The Donna Annand Melanoma Charity (DAMC) has teamed up with local stage performance company, Love Theatre, for the third year in a row to bring a stage performance to secondary school students to warn them of the dangers of sun.
"Fry" has been touring the schools this week to spread an essential sun awareness messages to young adults as they head towards their summer holidays.
The play is part of the Donna Annand Melanoma Charity (DAMC) education programme. The charity was set up in June 2011 to highlight the dangers of malignant melanoma and to raise awareness of the disease following the tragic death of Donna Annand. The charity says: "Donna had everything to live for when she died aged just 29. Donna died from Melanoma cancer in 2011 and it was Donna’s wish for people to be aware of the dangers of melanoma and understand that early detention of the disease is vital."
Part of the charity's mission - whose motto is ‘Prevention, Protection and Early Detection!' - is to raise awareness of Malignant Melanoma, the deadliest form of skin cancer. It is the most common form of cancer found in people under 35 in Jersey. Due to islanders' love of the outdoors and with Jersey’s increased hours of sunshine and UV rays, it makes it a real threat to young people, the charity says.
To promote prevention and early detection with youngsters, DAMC contacted local theatre company, Love Theatre. Launched in 2014, it aims to create theatre for and with young people. Love Theatre frequently works with the Police, the Education Department, the States Greffe, Durrell and other local charities to create shows in collaboration with them.
Creating theatre locally for young people is an aspect of the company that the director Michelle Smith feels is incredibly important, as local trained actors are given paid acting work to create theatre that enhances the lives of young people here on the Island.

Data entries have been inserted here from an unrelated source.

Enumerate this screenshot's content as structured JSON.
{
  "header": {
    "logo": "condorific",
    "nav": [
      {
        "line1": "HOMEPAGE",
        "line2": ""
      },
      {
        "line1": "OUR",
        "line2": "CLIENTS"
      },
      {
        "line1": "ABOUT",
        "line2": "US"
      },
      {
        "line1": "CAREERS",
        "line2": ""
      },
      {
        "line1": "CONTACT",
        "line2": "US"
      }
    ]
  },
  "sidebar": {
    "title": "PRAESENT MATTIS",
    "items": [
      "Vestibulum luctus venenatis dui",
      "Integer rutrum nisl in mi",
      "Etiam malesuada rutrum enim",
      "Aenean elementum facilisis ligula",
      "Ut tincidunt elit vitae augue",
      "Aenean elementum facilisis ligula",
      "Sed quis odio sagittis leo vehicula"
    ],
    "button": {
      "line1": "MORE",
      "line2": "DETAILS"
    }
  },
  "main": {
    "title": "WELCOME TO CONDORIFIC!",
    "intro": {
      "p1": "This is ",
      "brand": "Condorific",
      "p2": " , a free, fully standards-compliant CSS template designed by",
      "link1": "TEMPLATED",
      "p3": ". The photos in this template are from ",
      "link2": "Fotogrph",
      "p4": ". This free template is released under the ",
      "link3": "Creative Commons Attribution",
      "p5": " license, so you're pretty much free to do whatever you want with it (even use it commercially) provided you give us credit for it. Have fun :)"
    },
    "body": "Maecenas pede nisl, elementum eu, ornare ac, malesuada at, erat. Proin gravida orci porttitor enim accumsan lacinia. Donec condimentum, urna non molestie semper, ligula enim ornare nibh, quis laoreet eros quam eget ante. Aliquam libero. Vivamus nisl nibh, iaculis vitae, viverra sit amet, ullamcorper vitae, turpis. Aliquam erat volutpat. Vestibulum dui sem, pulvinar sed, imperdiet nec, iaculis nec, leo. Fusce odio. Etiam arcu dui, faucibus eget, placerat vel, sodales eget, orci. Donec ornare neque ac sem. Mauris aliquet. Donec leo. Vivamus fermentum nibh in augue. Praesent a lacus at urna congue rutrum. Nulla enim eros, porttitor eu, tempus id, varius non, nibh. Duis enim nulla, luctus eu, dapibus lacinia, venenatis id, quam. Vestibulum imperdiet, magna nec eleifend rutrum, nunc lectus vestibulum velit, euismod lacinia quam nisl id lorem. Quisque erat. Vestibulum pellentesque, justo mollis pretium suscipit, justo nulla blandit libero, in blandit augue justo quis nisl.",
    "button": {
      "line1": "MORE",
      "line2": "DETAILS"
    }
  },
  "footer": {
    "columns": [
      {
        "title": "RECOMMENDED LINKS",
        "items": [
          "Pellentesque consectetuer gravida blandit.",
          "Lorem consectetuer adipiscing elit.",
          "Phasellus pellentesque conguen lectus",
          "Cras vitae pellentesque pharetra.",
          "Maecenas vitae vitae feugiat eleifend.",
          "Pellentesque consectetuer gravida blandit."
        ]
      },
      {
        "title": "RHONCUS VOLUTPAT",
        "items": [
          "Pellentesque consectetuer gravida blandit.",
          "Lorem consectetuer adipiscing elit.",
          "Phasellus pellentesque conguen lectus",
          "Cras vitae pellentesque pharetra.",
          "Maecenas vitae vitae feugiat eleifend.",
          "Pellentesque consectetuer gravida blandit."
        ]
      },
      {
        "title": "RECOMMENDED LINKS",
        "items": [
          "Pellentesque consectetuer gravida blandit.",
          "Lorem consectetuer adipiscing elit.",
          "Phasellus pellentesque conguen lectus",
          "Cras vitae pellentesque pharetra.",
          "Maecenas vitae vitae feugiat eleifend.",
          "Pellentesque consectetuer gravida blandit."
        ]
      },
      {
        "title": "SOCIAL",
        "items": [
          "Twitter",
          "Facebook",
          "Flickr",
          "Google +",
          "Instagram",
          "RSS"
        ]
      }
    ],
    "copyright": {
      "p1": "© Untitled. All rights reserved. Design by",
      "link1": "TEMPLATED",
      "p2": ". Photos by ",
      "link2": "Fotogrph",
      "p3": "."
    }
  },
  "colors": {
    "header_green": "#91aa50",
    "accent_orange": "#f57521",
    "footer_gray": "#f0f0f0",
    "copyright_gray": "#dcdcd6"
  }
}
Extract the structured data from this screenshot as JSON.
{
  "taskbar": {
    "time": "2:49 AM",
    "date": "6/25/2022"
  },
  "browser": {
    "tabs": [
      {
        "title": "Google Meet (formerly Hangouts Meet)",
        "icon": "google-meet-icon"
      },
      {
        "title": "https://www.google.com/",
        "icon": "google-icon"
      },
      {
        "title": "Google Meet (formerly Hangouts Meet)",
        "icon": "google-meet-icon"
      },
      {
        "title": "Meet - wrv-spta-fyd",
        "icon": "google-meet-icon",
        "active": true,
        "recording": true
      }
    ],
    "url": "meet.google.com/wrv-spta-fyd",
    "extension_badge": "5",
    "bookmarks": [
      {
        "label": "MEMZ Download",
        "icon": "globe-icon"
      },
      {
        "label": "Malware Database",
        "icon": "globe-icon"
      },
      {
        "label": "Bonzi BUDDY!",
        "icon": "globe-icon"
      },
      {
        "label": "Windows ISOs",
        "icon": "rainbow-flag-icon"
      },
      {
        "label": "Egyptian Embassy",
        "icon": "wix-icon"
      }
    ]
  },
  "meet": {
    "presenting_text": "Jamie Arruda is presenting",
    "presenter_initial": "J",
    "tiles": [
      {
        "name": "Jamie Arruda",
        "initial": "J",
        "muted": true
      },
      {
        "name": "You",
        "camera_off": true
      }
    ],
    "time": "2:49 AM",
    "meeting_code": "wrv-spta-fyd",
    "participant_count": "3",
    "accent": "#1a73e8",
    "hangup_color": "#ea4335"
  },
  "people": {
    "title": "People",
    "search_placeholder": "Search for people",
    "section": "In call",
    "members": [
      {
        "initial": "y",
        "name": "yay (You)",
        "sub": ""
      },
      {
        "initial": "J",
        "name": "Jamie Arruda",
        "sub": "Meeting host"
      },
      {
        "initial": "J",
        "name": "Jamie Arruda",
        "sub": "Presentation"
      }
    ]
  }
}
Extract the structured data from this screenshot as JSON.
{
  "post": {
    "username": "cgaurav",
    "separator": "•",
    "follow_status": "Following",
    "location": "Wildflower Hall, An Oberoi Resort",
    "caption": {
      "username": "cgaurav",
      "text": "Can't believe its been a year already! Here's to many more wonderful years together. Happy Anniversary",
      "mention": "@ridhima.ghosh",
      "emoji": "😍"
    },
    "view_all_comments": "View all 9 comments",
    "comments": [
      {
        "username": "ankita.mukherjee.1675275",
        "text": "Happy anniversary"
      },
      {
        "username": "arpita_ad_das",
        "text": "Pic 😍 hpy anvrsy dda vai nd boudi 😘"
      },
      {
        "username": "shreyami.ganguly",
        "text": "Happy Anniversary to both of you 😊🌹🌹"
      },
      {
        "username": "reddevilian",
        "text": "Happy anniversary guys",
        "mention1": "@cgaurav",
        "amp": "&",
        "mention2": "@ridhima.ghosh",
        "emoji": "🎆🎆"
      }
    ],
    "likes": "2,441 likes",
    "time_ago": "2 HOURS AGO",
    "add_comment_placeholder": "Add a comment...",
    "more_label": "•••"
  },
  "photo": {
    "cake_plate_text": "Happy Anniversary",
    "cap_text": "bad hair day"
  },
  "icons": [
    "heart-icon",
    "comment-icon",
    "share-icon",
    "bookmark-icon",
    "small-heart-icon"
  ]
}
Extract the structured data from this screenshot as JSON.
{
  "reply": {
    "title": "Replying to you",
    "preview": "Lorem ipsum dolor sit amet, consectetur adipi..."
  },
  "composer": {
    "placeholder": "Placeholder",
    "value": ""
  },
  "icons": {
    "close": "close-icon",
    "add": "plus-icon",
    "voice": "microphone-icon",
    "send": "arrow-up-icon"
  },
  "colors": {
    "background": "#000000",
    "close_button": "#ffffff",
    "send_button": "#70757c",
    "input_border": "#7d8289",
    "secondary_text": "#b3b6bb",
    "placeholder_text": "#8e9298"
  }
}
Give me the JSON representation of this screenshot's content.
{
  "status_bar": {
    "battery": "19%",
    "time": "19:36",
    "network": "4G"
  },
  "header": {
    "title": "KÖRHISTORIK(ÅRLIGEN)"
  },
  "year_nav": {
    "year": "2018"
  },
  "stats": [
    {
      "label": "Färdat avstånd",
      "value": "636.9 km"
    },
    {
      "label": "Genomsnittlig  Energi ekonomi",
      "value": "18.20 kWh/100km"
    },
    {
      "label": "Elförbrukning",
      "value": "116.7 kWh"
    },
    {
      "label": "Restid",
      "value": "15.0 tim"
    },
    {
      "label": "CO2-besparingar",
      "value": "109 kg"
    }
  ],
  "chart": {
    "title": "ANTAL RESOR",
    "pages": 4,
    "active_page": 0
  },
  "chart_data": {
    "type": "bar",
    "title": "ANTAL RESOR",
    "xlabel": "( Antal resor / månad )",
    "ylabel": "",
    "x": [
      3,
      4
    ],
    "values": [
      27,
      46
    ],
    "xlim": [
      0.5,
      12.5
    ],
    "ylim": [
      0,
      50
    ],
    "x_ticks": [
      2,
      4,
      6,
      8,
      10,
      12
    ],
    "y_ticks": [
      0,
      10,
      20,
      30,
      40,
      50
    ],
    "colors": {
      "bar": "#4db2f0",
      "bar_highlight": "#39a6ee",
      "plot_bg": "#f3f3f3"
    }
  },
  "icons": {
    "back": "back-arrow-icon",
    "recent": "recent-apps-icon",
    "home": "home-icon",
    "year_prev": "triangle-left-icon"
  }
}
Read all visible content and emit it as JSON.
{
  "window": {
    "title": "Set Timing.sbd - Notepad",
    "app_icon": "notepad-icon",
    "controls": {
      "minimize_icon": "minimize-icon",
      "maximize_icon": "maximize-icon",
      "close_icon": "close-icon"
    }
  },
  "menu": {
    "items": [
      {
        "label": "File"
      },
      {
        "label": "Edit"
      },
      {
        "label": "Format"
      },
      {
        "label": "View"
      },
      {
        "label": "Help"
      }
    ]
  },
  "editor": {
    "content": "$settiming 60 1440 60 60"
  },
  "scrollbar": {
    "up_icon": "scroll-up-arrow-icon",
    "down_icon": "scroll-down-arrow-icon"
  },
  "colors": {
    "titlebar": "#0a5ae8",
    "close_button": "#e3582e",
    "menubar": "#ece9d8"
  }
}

DAMC and Love Theatre created Fry which follows three year 11 students as they embark on study leave, also known as the “longest summer holiday of their lives.” The show is aimed at 15 and 16-year-olds and aims to educate them about common sun safety misconceptions, facts about sun damage, and how to prevent it.
The story of the three main characters and their relationship with the sun is told through comedy, science, music and recognisable situations. We meet the lads, the girls, the scientists, the celebrities, the doctors, parents, all of whom have different levels of understanding of what “frying” your skin can and will do.
Kerry Petulla,Vice-Chairperson at DAMC, said the performance has been very popular in schools. She told Express: "The message is basically 'don't go out in the sun and fry yourself." Because it is played by young people for young people it really captivates the audience. It's better than having someone say 'don't do this, don't do that." It's raising awareness for the younger generation through a drama audience and it's been very successful."
Comments on this story express the views of the commentator only, not Bailiwick Publishing. We are unable to guarantee the accuracy of any of those comments.
Once your comment has been submitted, it won’t appear immediately. There is no need to submit it more than once. Comments are published at the discretion of Bailiwick Publishing, and will include your username.
There are no comments for this article.